In the sight of all Israel, Moses charged Joshua to be strong and courageous as he leads the people into the land God has promised. So far so good, but then Moses explicitly states why Joshua should be strong. Surprisingly, it’s not because he’s an effervescent leader, smart, or because he’s been trained by the best. Instead, it’s because the Lord goes before him, and the Lord will be with him (Deut. 31:7–8).
Leadership. Everybody has opinions on it. Countless books have been written full of tips, hacks, and the path to becoming a great leader. The word brings to mind visions of boardrooms, CEOs, or marketing salesmen eating up tips to win those friends and influence as many people as possible.

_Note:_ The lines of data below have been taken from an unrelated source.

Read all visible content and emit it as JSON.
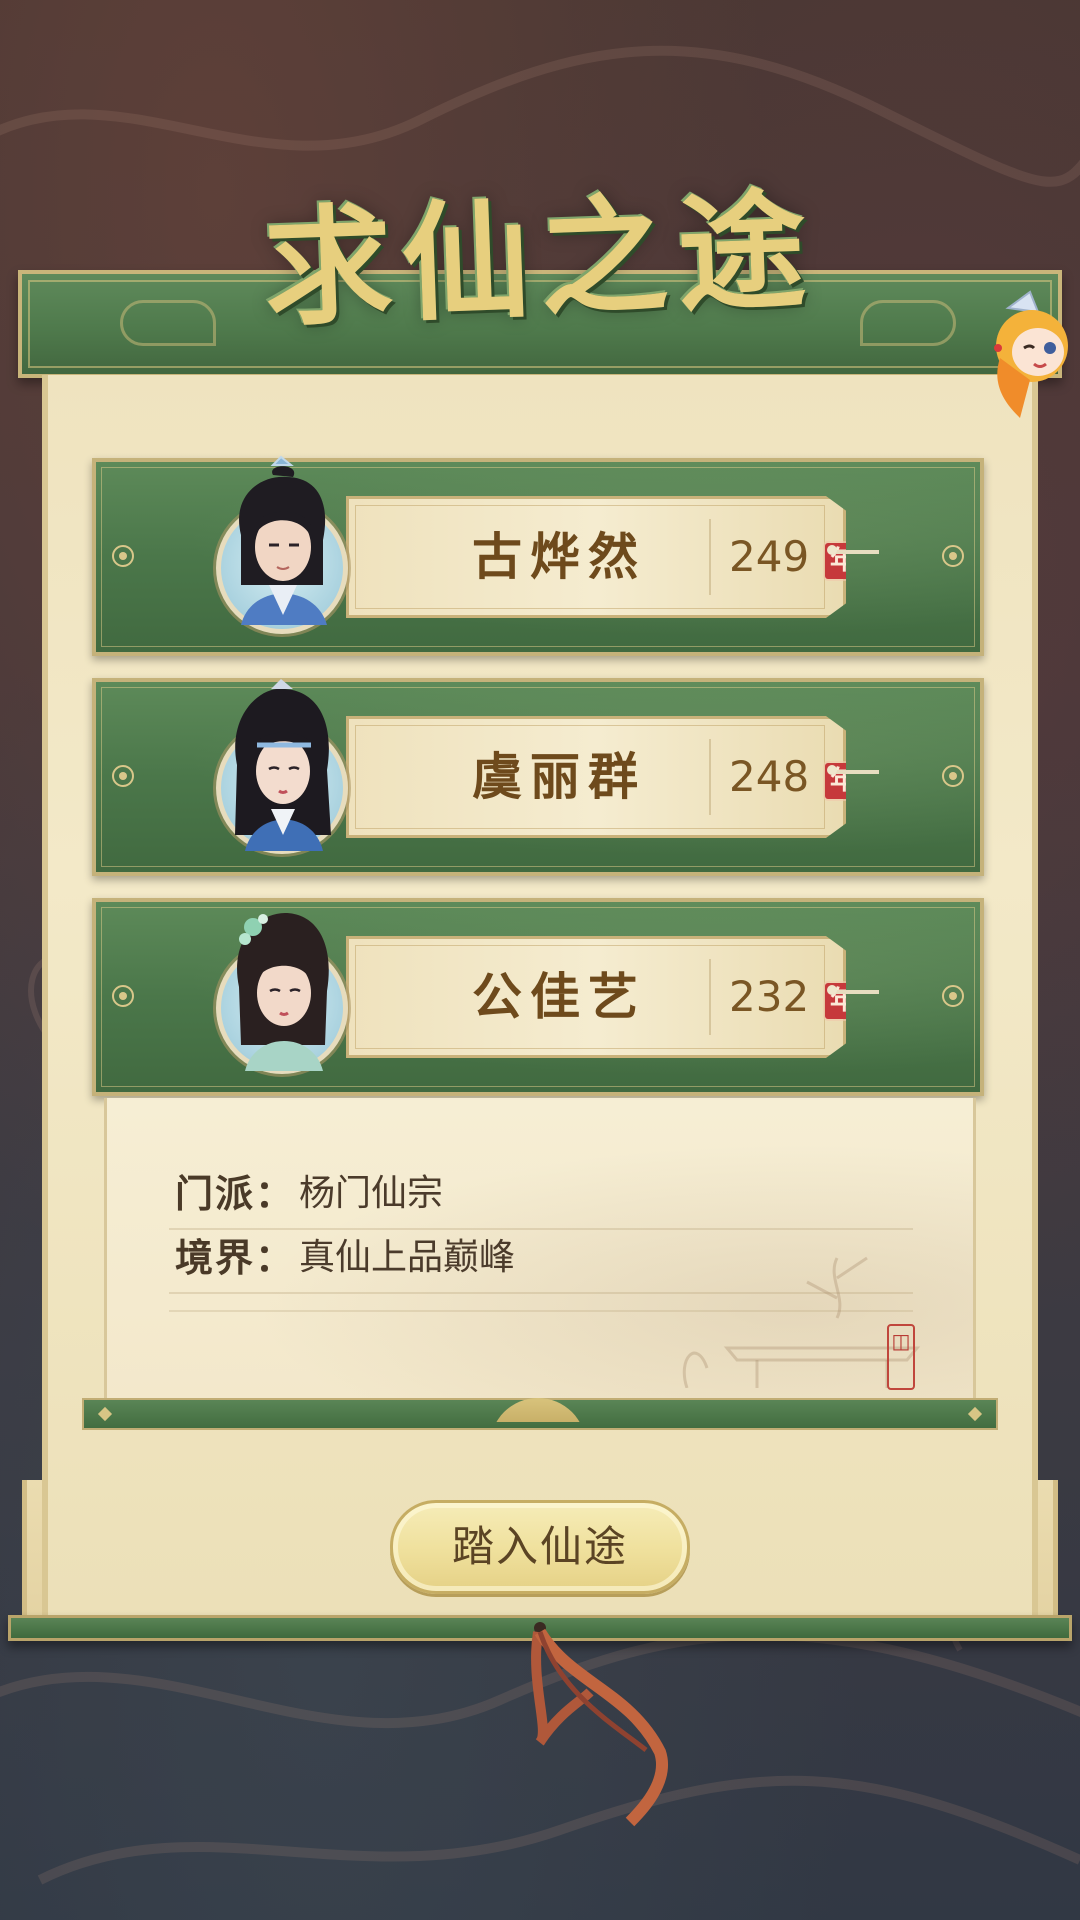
{
  "title": "求仙之途",
  "characters": [
    {
      "name": "古烨然",
      "age": "249",
      "age_unit": "年"
    },
    {
      "name": "虞丽群",
      "age": "248",
      "age_unit": "年"
    },
    {
      "name": "公佳艺",
      "age": "232",
      "age_unit": "年"
    }
  ],
  "info": {
    "sect_label": "门派：",
    "sect_value": "杨门仙宗",
    "realm_label": "境界：",
    "realm_value": "真仙上品巅峰"
  },
  "enter_button_label": "踏入仙途",
  "colors": {
    "panel_green": "#4b774a",
    "gold_border": "#c5b27a",
    "paper": "#f3e9c8",
    "text_brown": "#6e4a1c",
    "year_badge_red": "#c6393b",
    "button_fill": "#efe09c"
  }
}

For the everyday person, advice on leadership may feel reserved for pastors, bosses, and elders alone. Yet the word “lead” can have a much broader definition. Surely we can lead within formal organizations and offices, but we also lead by simply guiding.
The church is full of such leaders. Parents guide their children as they train their minds and direct their hearts. Brothers in Christ take turns drawing each other toward the works of the Lord. Mentors meet each week in an effort to lead their sisters to the feet of Jesus.
We all need lessons in the spheres of leadership, but we need much more than mere tricks and hacks. Scripture passages containing directives to shepherds of the church might come to mind as resources, yet have you ever taken a look at Deuteronomy?
While many truths can be gleaned from this incredible book, Deuteronomy communicates three main lessons of leadership that are not merely for pastors, business leaders, or politicians but for all of us.
1. Leaders Steep Their Followers in the Past
One of the most striking realities of Deuteronomy is how much the text prioritizes the past. Before renewing the covenant to the people of Israel, Moses reminds them of their history. He told them to not forget “how the Lord took care of you” (Deut. 8:11). He beckoned them to remember the judgment God poured out upon Pharaoh and the Egyptians that enabled their redemption (Duet. 7:17). He reinstated the truth of YAHWEH’s faithfulness to the covenant he made with their fathers (Deut. 7:9, 9:5).